Smooth bromegrass is said to produce consistently about 12.5 T/ha (Reed, 1976). Pasture trails with this grass have shown that about 1.5 T/ha of beef can be obtained. Seeds mature in late summer when plants are 93–123 cm tall. Seed yields of 1.5 T/ha are obtained when irrigated. Knowles et al, (1978) however, report yields closer to 2.5 MT with 2 cuts 'Carlton' per year at Saskatoon, 8.5 MT with 4 cuts. At Lacombe, Canada, with 506 cuts per year, 'Carlton' and 'Manchar' yielded ca 17 MT, 'Magna' closer to 18. This is the most widely utilized of the cultivated bromegrasses, being both highly palatable and nutritious in regions of adaptability. Used for hay, pasture and ensilage in northern states east to North Dakota, in Pacific Northwest and in Intermontane area of West; as a meadow grass in northeastern United States; as important hay grass in Hungary, Ukraine and temperate Asia, and for long-term leys in western Argentina.

Energy

According to the phytomass files (Duke, 1981b), annual productivity ranges from 1 to 11 MT/ha (1–3 in Canada, 2 in Egypt, 2–11 in USSR). Hay yields of 12.5 MT/ha are reported (Duke, 1978). Bromus tectorum DM yields range from ca 1–8 MT/ha, B. unioloides gives 8 in Australia, 4–16 in France, 13 in Jamaica, 13–14 in Poland, 6–7 in the US (Duke, 1981b).

Biotic Factors

Following fungi have been reported on smooth bromegrass: Alternaria tenuis, Ascochyta graminicola var. diedickeana and var. holci, A. sorghi, Cercospora festucae, Cercosporella herpotrichoides, Claviceps purpurea, Colletotrichum graminicola, Curvularia geniculata, Epichloe typhina, Erysiphe graminis, Fusarium acuminatum, F. culmorum, F. equiseti, F. graminearum, F. oxysporum, F. scirpi, F. poae, F. solani, Gloesporium bolleyi, Helminthosporium bromi, H. leersii, H. sativum, H. giganteum, H. sorokinianum, Ophiobolus graminis, Ovularia pulchella var. agropyri, 0. pusilla, Pellicularia filamentosa, Pyrenochaeta terrestris, Pyrenophora bromi, Phyllachora graminis Puccinia bromina, P. coronifera, P. coronata, P. dispersa, P. graminis, P. rubigo-vera, Pythium arrhenomanes var. canadense, P. debaryanum, P. graminicola, P. irregulare, P. ultimum, P. vexans, Rhizoctonia solani, Rhyncosporium secalis, Sclerophthora macrospora, Sclerotinia borealis, Septoria bromigena, S. bromi, S. affinis, Scolecotrichum graminis, Selenophoma bromigena, Stagonospora bromi, Thanate cucumeris, Trichometasphaeria taminensis, Urocystis bromi, Ustilago bromina, U. bromivora, U. bullata, U. macrospora, U. striiformis.
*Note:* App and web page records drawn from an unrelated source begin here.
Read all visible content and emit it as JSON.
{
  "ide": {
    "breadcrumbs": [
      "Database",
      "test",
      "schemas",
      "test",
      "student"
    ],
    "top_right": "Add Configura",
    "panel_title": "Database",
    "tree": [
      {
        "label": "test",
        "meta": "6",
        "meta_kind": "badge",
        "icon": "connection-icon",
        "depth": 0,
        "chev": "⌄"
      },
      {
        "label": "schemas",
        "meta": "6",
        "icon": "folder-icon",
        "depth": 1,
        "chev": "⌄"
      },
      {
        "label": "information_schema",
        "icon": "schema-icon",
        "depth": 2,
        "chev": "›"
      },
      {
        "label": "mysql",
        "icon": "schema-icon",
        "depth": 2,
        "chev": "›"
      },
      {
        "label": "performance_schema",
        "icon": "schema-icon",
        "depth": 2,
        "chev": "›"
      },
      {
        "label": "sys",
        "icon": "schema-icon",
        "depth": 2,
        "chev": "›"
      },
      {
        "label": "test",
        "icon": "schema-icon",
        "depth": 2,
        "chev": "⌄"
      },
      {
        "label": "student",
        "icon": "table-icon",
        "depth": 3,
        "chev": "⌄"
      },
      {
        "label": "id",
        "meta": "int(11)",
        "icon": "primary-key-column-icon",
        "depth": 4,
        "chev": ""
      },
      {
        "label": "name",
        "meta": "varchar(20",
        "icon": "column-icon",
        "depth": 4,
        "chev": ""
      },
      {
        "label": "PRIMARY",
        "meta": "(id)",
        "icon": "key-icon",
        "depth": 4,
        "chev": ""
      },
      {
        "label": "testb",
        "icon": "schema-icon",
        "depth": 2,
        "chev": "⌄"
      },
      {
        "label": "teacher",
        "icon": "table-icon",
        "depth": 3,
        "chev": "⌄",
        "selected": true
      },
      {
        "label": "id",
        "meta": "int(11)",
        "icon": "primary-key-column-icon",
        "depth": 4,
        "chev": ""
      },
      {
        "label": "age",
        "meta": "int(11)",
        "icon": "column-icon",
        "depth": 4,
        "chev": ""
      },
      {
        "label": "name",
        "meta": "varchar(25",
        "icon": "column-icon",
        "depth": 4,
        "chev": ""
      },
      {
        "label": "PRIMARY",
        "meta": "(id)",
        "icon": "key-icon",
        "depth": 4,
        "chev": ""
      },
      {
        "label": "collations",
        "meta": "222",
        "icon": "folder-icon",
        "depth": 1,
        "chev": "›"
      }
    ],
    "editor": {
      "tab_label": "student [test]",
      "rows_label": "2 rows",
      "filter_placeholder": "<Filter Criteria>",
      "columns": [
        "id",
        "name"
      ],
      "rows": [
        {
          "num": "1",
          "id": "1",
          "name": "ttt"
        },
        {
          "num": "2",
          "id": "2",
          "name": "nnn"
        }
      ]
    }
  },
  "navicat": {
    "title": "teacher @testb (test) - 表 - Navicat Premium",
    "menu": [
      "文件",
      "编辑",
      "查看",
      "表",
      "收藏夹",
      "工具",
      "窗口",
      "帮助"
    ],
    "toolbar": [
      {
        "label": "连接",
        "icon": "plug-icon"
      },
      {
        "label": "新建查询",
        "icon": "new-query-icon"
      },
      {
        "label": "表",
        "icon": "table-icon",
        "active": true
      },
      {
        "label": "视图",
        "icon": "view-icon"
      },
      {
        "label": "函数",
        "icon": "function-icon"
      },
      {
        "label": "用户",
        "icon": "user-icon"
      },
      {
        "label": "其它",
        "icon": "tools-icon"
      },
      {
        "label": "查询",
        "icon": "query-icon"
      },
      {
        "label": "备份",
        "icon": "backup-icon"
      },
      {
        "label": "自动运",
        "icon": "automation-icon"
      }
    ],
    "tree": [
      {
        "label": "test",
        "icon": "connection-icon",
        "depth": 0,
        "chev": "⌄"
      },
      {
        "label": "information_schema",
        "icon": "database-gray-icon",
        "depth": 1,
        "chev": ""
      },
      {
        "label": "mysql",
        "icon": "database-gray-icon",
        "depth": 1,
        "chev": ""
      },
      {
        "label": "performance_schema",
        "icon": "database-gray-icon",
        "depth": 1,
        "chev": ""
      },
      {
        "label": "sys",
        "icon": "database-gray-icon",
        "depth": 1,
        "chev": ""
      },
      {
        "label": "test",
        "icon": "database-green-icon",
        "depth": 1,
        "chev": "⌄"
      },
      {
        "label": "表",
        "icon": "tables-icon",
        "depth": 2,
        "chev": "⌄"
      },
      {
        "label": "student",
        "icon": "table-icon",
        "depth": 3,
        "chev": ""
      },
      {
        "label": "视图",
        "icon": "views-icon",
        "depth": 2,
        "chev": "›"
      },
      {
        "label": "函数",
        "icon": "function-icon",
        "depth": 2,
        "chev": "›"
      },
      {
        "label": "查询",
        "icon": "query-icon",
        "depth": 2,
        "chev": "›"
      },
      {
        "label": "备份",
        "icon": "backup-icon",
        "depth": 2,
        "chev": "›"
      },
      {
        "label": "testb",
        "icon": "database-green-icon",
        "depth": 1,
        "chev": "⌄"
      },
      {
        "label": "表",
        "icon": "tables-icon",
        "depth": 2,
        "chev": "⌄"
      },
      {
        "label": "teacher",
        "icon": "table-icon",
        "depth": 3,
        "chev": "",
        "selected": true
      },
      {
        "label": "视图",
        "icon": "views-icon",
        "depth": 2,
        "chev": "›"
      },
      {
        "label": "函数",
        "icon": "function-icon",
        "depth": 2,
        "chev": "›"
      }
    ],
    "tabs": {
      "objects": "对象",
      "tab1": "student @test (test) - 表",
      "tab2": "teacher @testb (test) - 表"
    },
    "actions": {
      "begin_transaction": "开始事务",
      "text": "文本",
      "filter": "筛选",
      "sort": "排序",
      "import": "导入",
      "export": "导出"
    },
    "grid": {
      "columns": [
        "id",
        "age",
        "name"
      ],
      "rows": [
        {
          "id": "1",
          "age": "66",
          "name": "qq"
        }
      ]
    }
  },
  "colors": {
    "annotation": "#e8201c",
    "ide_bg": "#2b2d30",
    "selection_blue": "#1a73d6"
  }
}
Bacterial diseases are caused by the following agents: Pseudomonas coronafaciens var. atropurpurea and Xanthomonas translucens var. cerealis and var. undulosum. Virus diseases include: Brome mosaic and Marmor graminis virus. Nematodes isolated from Smooth bromegrass include: Ditylenchus dipsaci, Helicotylenchus pseudorobustus, Heterodera avenae, Meloidogyne arenaria, M. hapla, M. incognita acrita, M. javanica, Paratylenchus projectus, Pratylenchus penetrans, and P. pratensis (Golden, p.c., 1984). Bank's grass mite has been a problem when this grass is grown from seed in some parts of Nevada.

References

Complete list of references for Duke, Handbook of Energy Crops
Last update Tuesday, December 30, 1997